A Glenavon community hub is fostering connections through a united interest in growing vegetables. Last September, Tevita and his mother Annuncia were one of 30 families who signed up to the Glenavon community hub, helping rake leaves and build a raised garden bed. Since then, Tevita has returned weekly, learning different plant species, how to grow vegetables and most recently, installing a number of garden beds at his family’s home
The Glenavon Backyard Garden Project supports the Glenavon community to both discover and nurture their passion for gardening through not only providing sustenance for the gardeners but for the wider community. Hub Coordinator, Eva Wongchiu, explains.
“Gardening teaches lessons beyond the fundamentals of how to grow and harvest vegetables. Earlier this year, while harvesting from the Hub garden, Tevita discovered a large marrow. Rather than keep it for himself he offered the marrow to a family in the community. It was a joyful experience for everyone.”
“The gardening and compost workshops provided at the hub were not only a stepping point for families to start developing their gardening knowledge, but also helped establishing connections between the community and new members.”
In early January, Tevita was introduced to garden volunteer, Richard Stirling, and the pair have since banded together, with Richard taking on the role as Tevita’s gardening mentor.
More recently, the pair set the lofty goal of building raised garden beds at Tevita’s family home. After spending hours removing concrete slabs, clearing debris and weeds, Tevita and Richard are now ready for the next stage of protecting the gardens from chickens and pūkeko before planting new crops.
Tevita says the best thing about gardening is being able to bring home the vegetables for his family.
“Gardening is cool because it’s my first time gardening and I get to learn how to do it with other people.”
Healthy Families Waitākere Systems Innovator, Michele Eickstaedt, says community garden hubs are uniquely positioned to grow a community’s sense of connectedness and belonging.
“The Glenavon Community Hub serves a small, ethnically diverse community of around 6,500 people, about 500 households located in between Blockhouse Bay and Avondale. It’s the heart of the community, making a real difference to the people who live here.
We understand garden hubs to be unique places which not only benefit health and wellbeing, but also build community connection, enhance life skills and build local sustainability and resilience.
Through the generosity of gardening volunteers, Tevita and children like him are learning a life skill so one day, they can build their own community garden, and pass this skill on to the next generation.”
Since 2016, Healthy Families Waitākere has supported the Backyard Garden Project in the development of nearly 200 garden hubs across West Auckland. The team have backboned the initiative through bringing key stakeholders together to collectively create greater impact for the community. Stakeholders include: Compost Collective, Community Waitakere, local gardening champions, schools, community hubs and Auckland Council.
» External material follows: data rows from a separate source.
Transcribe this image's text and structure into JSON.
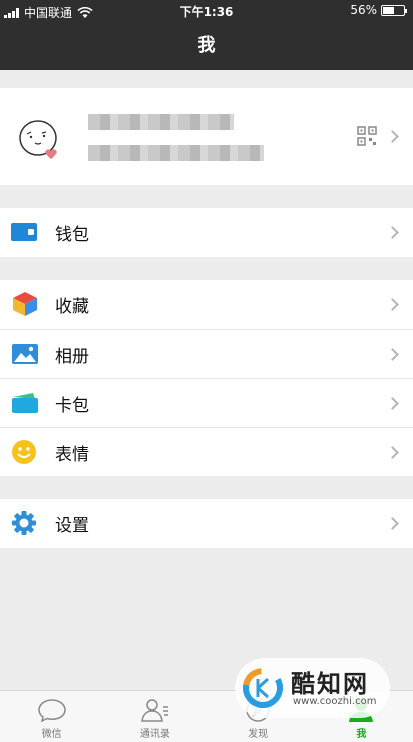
{
  "status_bar": {
    "carrier": "中国联通",
    "time": "下午1:36",
    "battery": "56%"
  },
  "header": {
    "title": "我"
  },
  "menu": {
    "wallet": "钱包",
    "favorites": "收藏",
    "album": "相册",
    "card_pack": "卡包",
    "stickers": "表情",
    "settings": "设置"
  },
  "tabbar": {
    "tabs": [
      {
        "label": "微信",
        "icon": "chat-bubble-icon"
      },
      {
        "label": "通讯录",
        "icon": "contacts-icon"
      },
      {
        "label": "发现",
        "icon": "compass-icon"
      },
      {
        "label": "我",
        "icon": "me-icon"
      }
    ]
  },
  "watermark": {
    "title": "酷知网",
    "url": "www.coozhi.com"
  },
  "colors": {
    "accent": "#1aad19",
    "header_bg": "#2f2f2f",
    "page_bg": "#ececec"
  }
}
Each garden hub is intentionally positioned in places where people spend their time including; childcare centres, schools, workplaces and parks. Each garden hub is equipped with the tools needed to deliver a range of gardening workshops to community, whilst also building neighbourhood connections.
Thanks to Auckland Council for providing funding to support the coordination and development of garden hubs across West Auckland.